__Task prompt__
Show all lines of the listing that contain the word "with".
+===+
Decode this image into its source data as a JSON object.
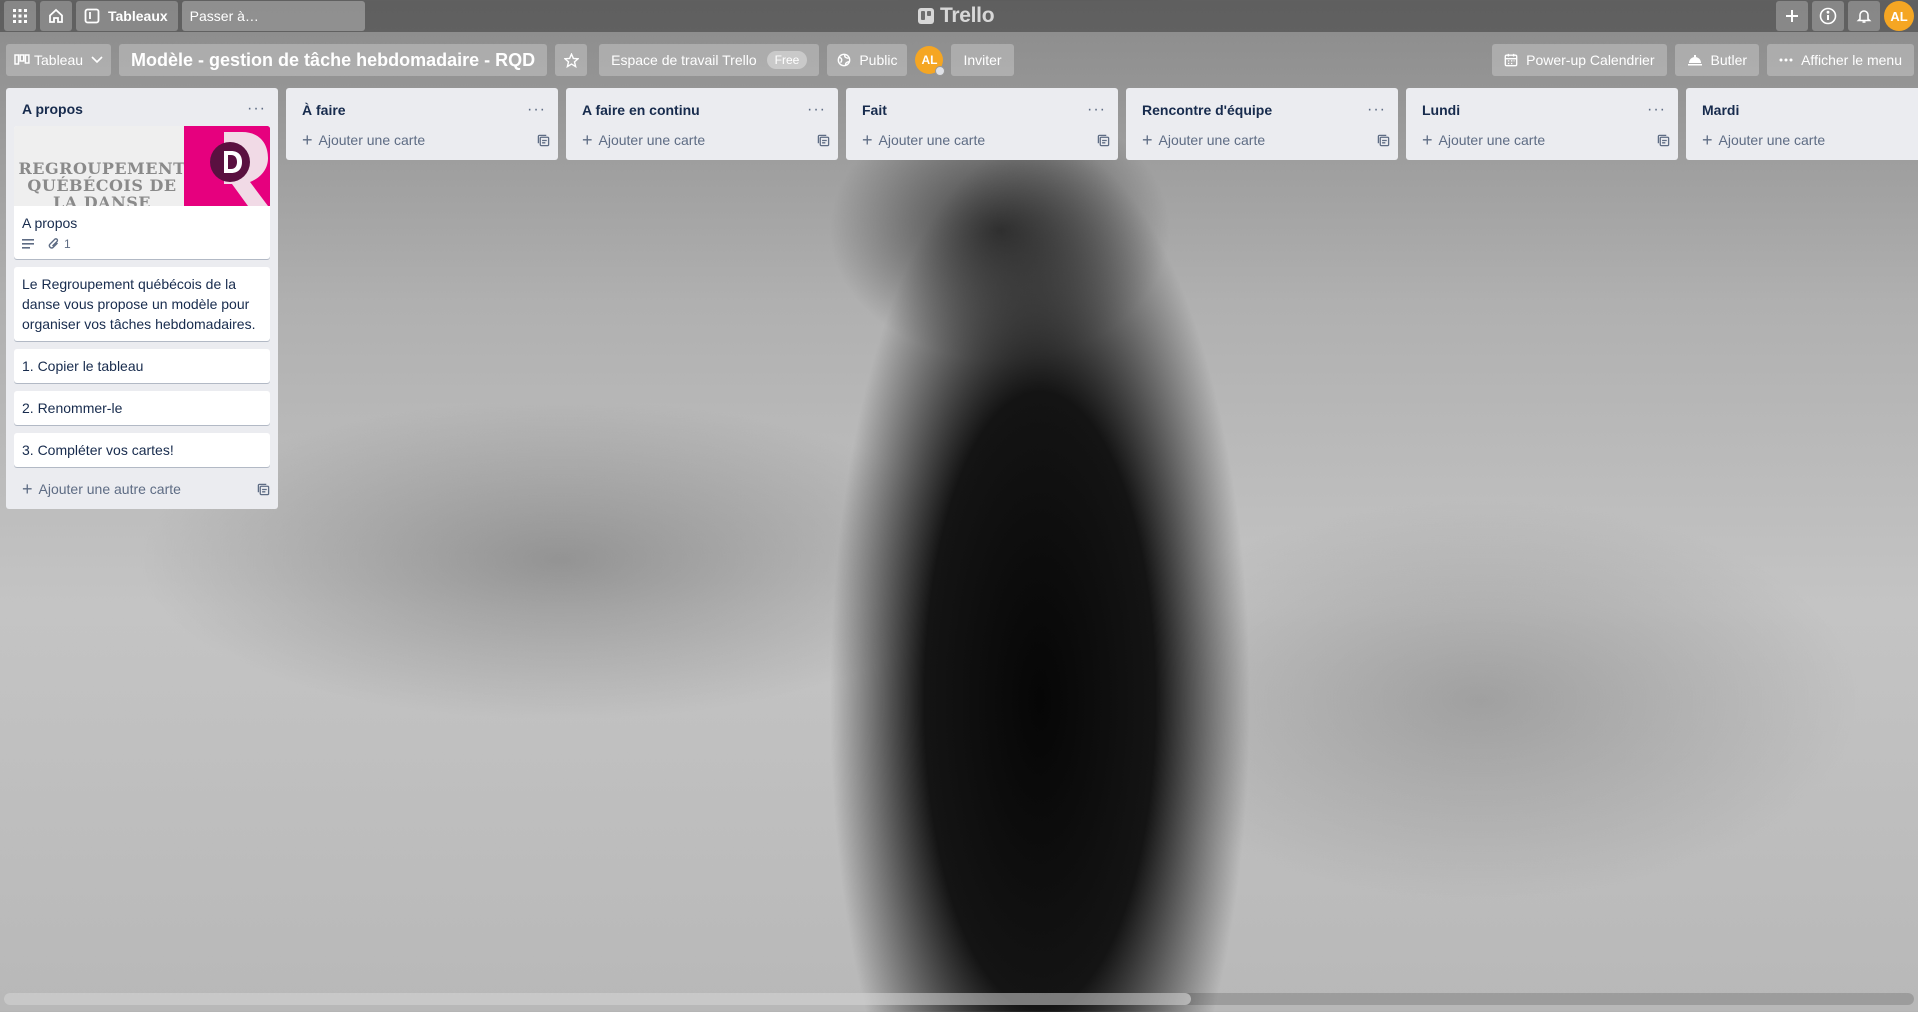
{
  "header": {
    "boards_label": "Tableaux",
    "search_placeholder": "Passer à…",
    "logo_text": "Trello",
    "user_initials": "AL"
  },
  "board": {
    "view_label": "Tableau",
    "title": "Modèle - gestion de tâche hebdomadaire - RQD",
    "workspace_label": "Espace de travail Trello",
    "workspace_badge": "Free",
    "visibility_label": "Public",
    "member_initials": "AL",
    "invite_label": "Inviter",
    "calendar_label": "Power-up Calendrier",
    "butler_label": "Butler",
    "menu_label": "Afficher le menu"
  },
  "lists": [
    {
      "title": "A propos",
      "cover_text": "REGROUPEMENT QUÉBÉCOIS DE LA DANSE",
      "cards": [
        {
          "text": "A propos",
          "attachments": "1"
        },
        {
          "text": "Le Regroupement québécois de la danse vous propose un modèle pour organiser vos tâches hebdomadaires."
        },
        {
          "text": "1. Copier le tableau"
        },
        {
          "text": "2. Renommer-le"
        },
        {
          "text": "3. Compléter vos cartes!"
        }
      ],
      "add_label": "Ajouter une autre carte"
    },
    {
      "title": "À faire",
      "add_label": "Ajouter une carte"
    },
    {
      "title": "A faire en continu",
      "add_label": "Ajouter une carte"
    },
    {
      "title": "Fait",
      "add_label": "Ajouter une carte"
    },
    {
      "title": "Rencontre d'équipe",
      "add_label": "Ajouter une carte"
    },
    {
      "title": "Lundi",
      "add_label": "Ajouter une carte"
    },
    {
      "title": "Mardi",
      "add_label": "Ajouter une carte"
    }
  ],
  "colors": {
    "avatar": "#f5a623",
    "list_bg": "#ebecf0",
    "rqd_pink": "#e6007e"
  }
}
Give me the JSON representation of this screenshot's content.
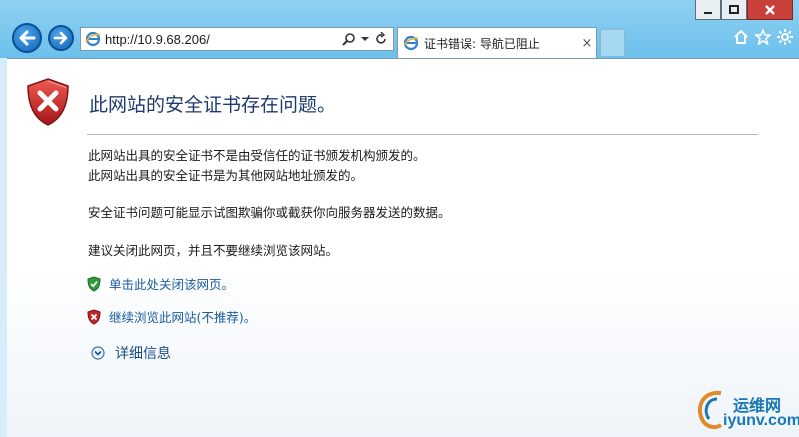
{
  "browser": {
    "address": "http://10.9.68.206/",
    "tab_title": "证书错误: 导航已阻止",
    "tab_close": "×"
  },
  "page": {
    "title": "此网站的安全证书存在问题。",
    "line1": "此网站出具的安全证书不是由受信任的证书颁发机构颁发的。",
    "line2": "此网站出具的安全证书是为其他网站地址颁发的。",
    "line3": "安全证书问题可能显示试图欺骗你或截获你向服务器发送的数据。",
    "line4": "建议关闭此网页，并且不要继续浏览该网站。",
    "close_link": "单击此处关闭该网页。",
    "continue_link": "继续浏览此网站(不推荐)。",
    "details": "详细信息"
  },
  "watermark": {
    "cn": "运维网",
    "en": "iyunv.com"
  },
  "colors": {
    "link": "#1a5ca0",
    "title": "#1f3b6e",
    "error_red": "#c0282a",
    "ok_green": "#2e9a3a"
  }
}
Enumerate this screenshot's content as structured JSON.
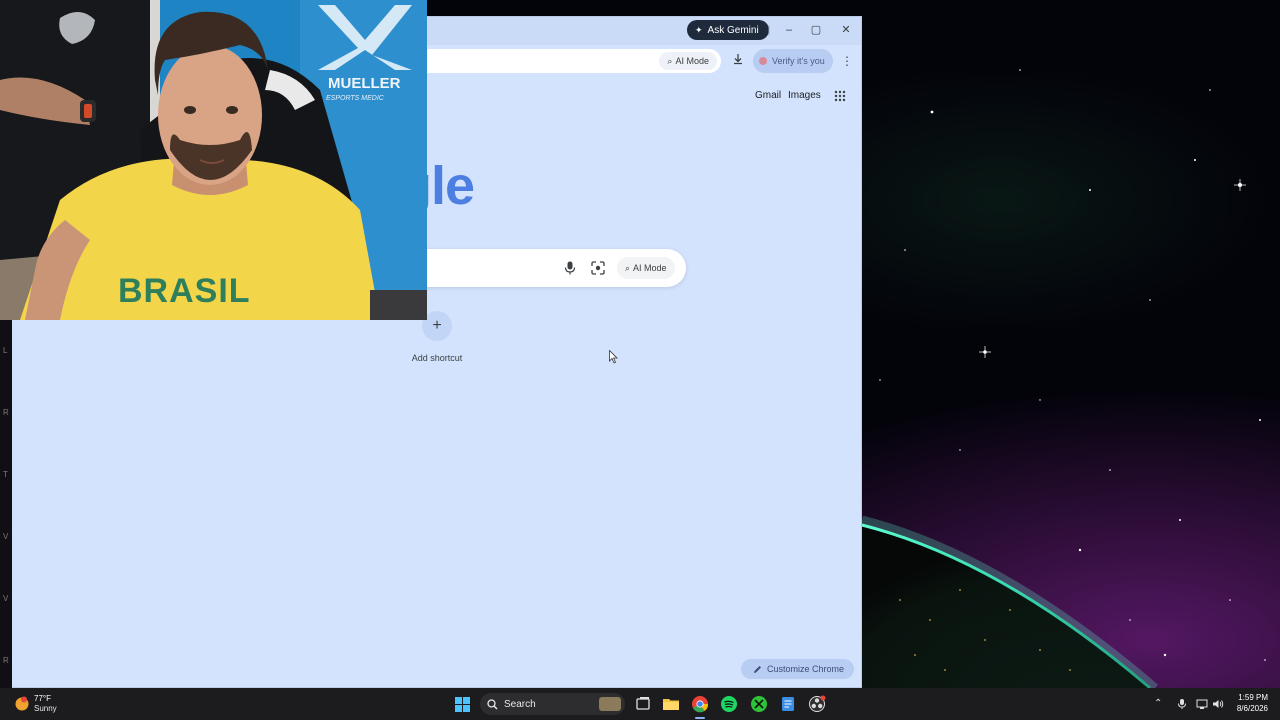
{
  "browser": {
    "ask_gemini_label": "Ask Gemini",
    "omnibox_ai_mode_label": "AI Mode",
    "verify_label": "Verify it's you",
    "gmail_label": "Gmail",
    "images_label": "Images",
    "logo_text": "ogle",
    "search_ai_mode_label": "AI Mode",
    "add_shortcut_label": "Add shortcut",
    "customize_label": "Customize Chrome"
  },
  "webcam": {
    "shirt_text": "BRASIL",
    "banner_text": "MUELLER",
    "banner_subtext": "ESPORTS MEDIC"
  },
  "taskbar": {
    "weather_temp": "77°F",
    "weather_condition": "Sunny",
    "search_label": "Search",
    "time": "1:59 PM",
    "date": "8/6/2026"
  },
  "icons": {
    "gemini": "gemini-star-icon",
    "download": "download-icon",
    "mic": "mic-icon",
    "lens": "lens-icon",
    "apps": "apps-grid-icon",
    "pencil": "pencil-icon"
  },
  "colors": {
    "browser_bg": "#d3e3fd",
    "google_blue": "#4d7fe3",
    "taskbar_bg": "#1c1c1f"
  }
}
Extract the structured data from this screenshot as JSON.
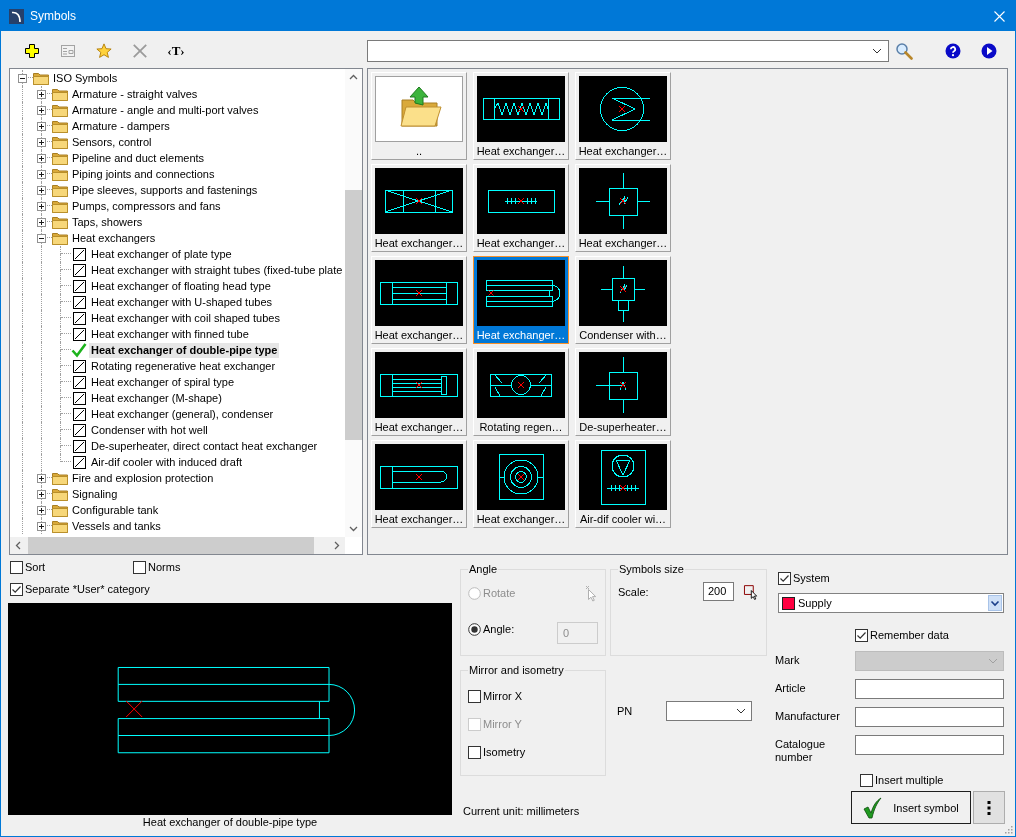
{
  "window": {
    "title": "Symbols"
  },
  "toolbar": {
    "buttons": [
      {
        "kind": "icon",
        "disabled": false
      },
      {
        "kind": "icon",
        "disabled": true
      },
      {
        "kind": "icon",
        "disabled": false
      },
      {
        "kind": "icon",
        "disabled": true
      },
      {
        "kind": "text",
        "label": "‹T›",
        "disabled": false
      }
    ]
  },
  "tree": {
    "items": [
      {
        "kind": "folder",
        "label": "ISO Symbols",
        "expanded": true,
        "children": [
          {
            "kind": "folder",
            "label": "Armature - straight valves",
            "expanded": false
          },
          {
            "kind": "folder",
            "label": "Armature - angle and multi-port valves",
            "expanded": false
          },
          {
            "kind": "folder",
            "label": "Armature - dampers",
            "expanded": false
          },
          {
            "kind": "folder",
            "label": "Sensors, control",
            "expanded": false
          },
          {
            "kind": "folder",
            "label": "Pipeline and duct elements",
            "expanded": false
          },
          {
            "kind": "folder",
            "label": "Piping joints and connections",
            "expanded": false
          },
          {
            "kind": "folder",
            "label": "Pipe sleeves, supports and fastenings",
            "expanded": false
          },
          {
            "kind": "folder",
            "label": "Pumps, compressors and fans",
            "expanded": false
          },
          {
            "kind": "folder",
            "label": "Taps, showers",
            "expanded": false
          },
          {
            "kind": "folder",
            "label": "Heat exchangers",
            "expanded": true,
            "children": [
              {
                "kind": "symbol",
                "label": "Heat exchanger of plate type",
                "selected": false
              },
              {
                "kind": "symbol",
                "label": "Heat exchanger with straight tubes (fixed-tube plate",
                "selected": false
              },
              {
                "kind": "symbol",
                "label": "Heat exchanger of floating head type",
                "selected": false
              },
              {
                "kind": "symbol",
                "label": "Heat exchanger with U-shaped tubes",
                "selected": false
              },
              {
                "kind": "symbol",
                "label": "Heat exchanger with coil shaped tubes",
                "selected": false
              },
              {
                "kind": "symbol",
                "label": "Heat exchanger with finned tube",
                "selected": false
              },
              {
                "kind": "symbol",
                "label": "Heat exchanger of double-pipe type",
                "selected": true
              },
              {
                "kind": "symbol",
                "label": "Rotating regenerative heat exchanger",
                "selected": false
              },
              {
                "kind": "symbol",
                "label": "Heat exchanger of spiral type",
                "selected": false
              },
              {
                "kind": "symbol",
                "label": "Heat exchanger (M-shape)",
                "selected": false
              },
              {
                "kind": "symbol",
                "label": "Heat exchanger (general), condenser",
                "selected": false
              },
              {
                "kind": "symbol",
                "label": "Condenser with hot well",
                "selected": false
              },
              {
                "kind": "symbol",
                "label": "De-superheater, direct contact heat exchanger",
                "selected": false
              },
              {
                "kind": "symbol",
                "label": "Air-dif cooler with induced draft",
                "selected": false
              }
            ]
          },
          {
            "kind": "folder",
            "label": "Fire and explosion protection",
            "expanded": false
          },
          {
            "kind": "folder",
            "label": "Signaling",
            "expanded": false
          },
          {
            "kind": "folder",
            "label": "Configurable tank",
            "expanded": false
          },
          {
            "kind": "folder",
            "label": "Vessels and tanks",
            "expanded": false
          }
        ]
      }
    ]
  },
  "tree_options": [
    {
      "label": "Sort",
      "checked": false
    },
    {
      "label": "Norms",
      "checked": false
    },
    {
      "label": "Separate *User* category",
      "checked": true
    }
  ],
  "thumbnails": [
    {
      "kind": "folder",
      "caption": "..",
      "selected": false
    },
    {
      "kind": "symbol",
      "caption": "Heat exchanger…",
      "selected": false
    },
    {
      "kind": "symbol",
      "caption": "Heat exchanger…",
      "selected": false
    },
    {
      "kind": "symbol",
      "caption": "Heat exchanger…",
      "selected": false
    },
    {
      "kind": "symbol",
      "caption": "Heat exchanger…",
      "selected": false
    },
    {
      "kind": "symbol",
      "caption": "Heat exchanger…",
      "selected": false
    },
    {
      "kind": "symbol",
      "caption": "Heat exchanger…",
      "selected": false
    },
    {
      "kind": "symbol",
      "caption": "Heat exchanger…",
      "selected": true
    },
    {
      "kind": "symbol",
      "caption": "Condenser with…",
      "selected": false
    },
    {
      "kind": "symbol",
      "caption": "Heat exchanger…",
      "selected": false
    },
    {
      "kind": "symbol",
      "caption": "Rotating regen…",
      "selected": false
    },
    {
      "kind": "symbol",
      "caption": "De-superheater…",
      "selected": false
    },
    {
      "kind": "symbol",
      "caption": "Heat exchanger…",
      "selected": false
    },
    {
      "kind": "symbol",
      "caption": "Heat exchanger…",
      "selected": false
    },
    {
      "kind": "symbol",
      "caption": "Air-dif cooler wi…",
      "selected": false
    }
  ],
  "preview": {
    "caption": "Heat exchanger of double-pipe type"
  },
  "angle": {
    "title": "Angle",
    "options": [
      {
        "label": "Rotate",
        "selected": false,
        "disabled": true
      },
      {
        "label": "Angle:",
        "selected": true,
        "disabled": false
      }
    ],
    "field": {
      "value": "0",
      "disabled": true
    }
  },
  "symbols_size": {
    "title": "Symbols size",
    "label": "Scale:",
    "value": "200"
  },
  "mirror": {
    "title": "Mirror and isometry",
    "options": [
      {
        "label": "Mirror X",
        "checked": false,
        "disabled": false
      },
      {
        "label": "Mirror Y",
        "checked": false,
        "disabled": true
      },
      {
        "label": "Isometry",
        "checked": false,
        "disabled": false
      }
    ]
  },
  "pn": {
    "label": "PN"
  },
  "current_unit": "Current unit: millimeters",
  "system": {
    "label": "System",
    "checked": true,
    "value": "Supply",
    "color": "#ff0040"
  },
  "remember_data": {
    "label": "Remember data",
    "checked": true
  },
  "fields": [
    {
      "label": "Mark",
      "kind": "dropdown",
      "disabled": true
    },
    {
      "label": "Article",
      "kind": "text",
      "disabled": false
    },
    {
      "label": "Manufacturer",
      "kind": "text",
      "disabled": false
    },
    {
      "label": "Catalogue number",
      "kind": "text",
      "disabled": false
    }
  ],
  "insert_multiple": {
    "label": "Insert multiple",
    "checked": false
  },
  "insert_button": {
    "label": "Insert symbol"
  }
}
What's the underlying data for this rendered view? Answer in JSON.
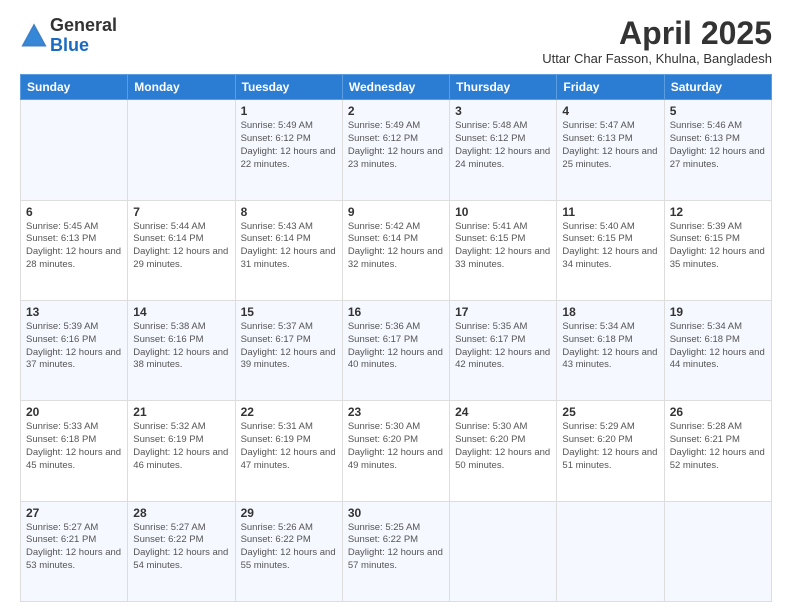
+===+
__Result for this task__
                "label": "Heat exchanger with straight tubes (fixed-tube plate",
                "label": "Heat exchanger with U-shaped tubes",
                "label": "Heat exchanger with coil shaped tubes",
                "label": "Heat exchanger with finned tube",
                "label": "Condenser with hot well",
                "label": "Air-dif cooler with induced draft",
      "caption": "Condenser with…",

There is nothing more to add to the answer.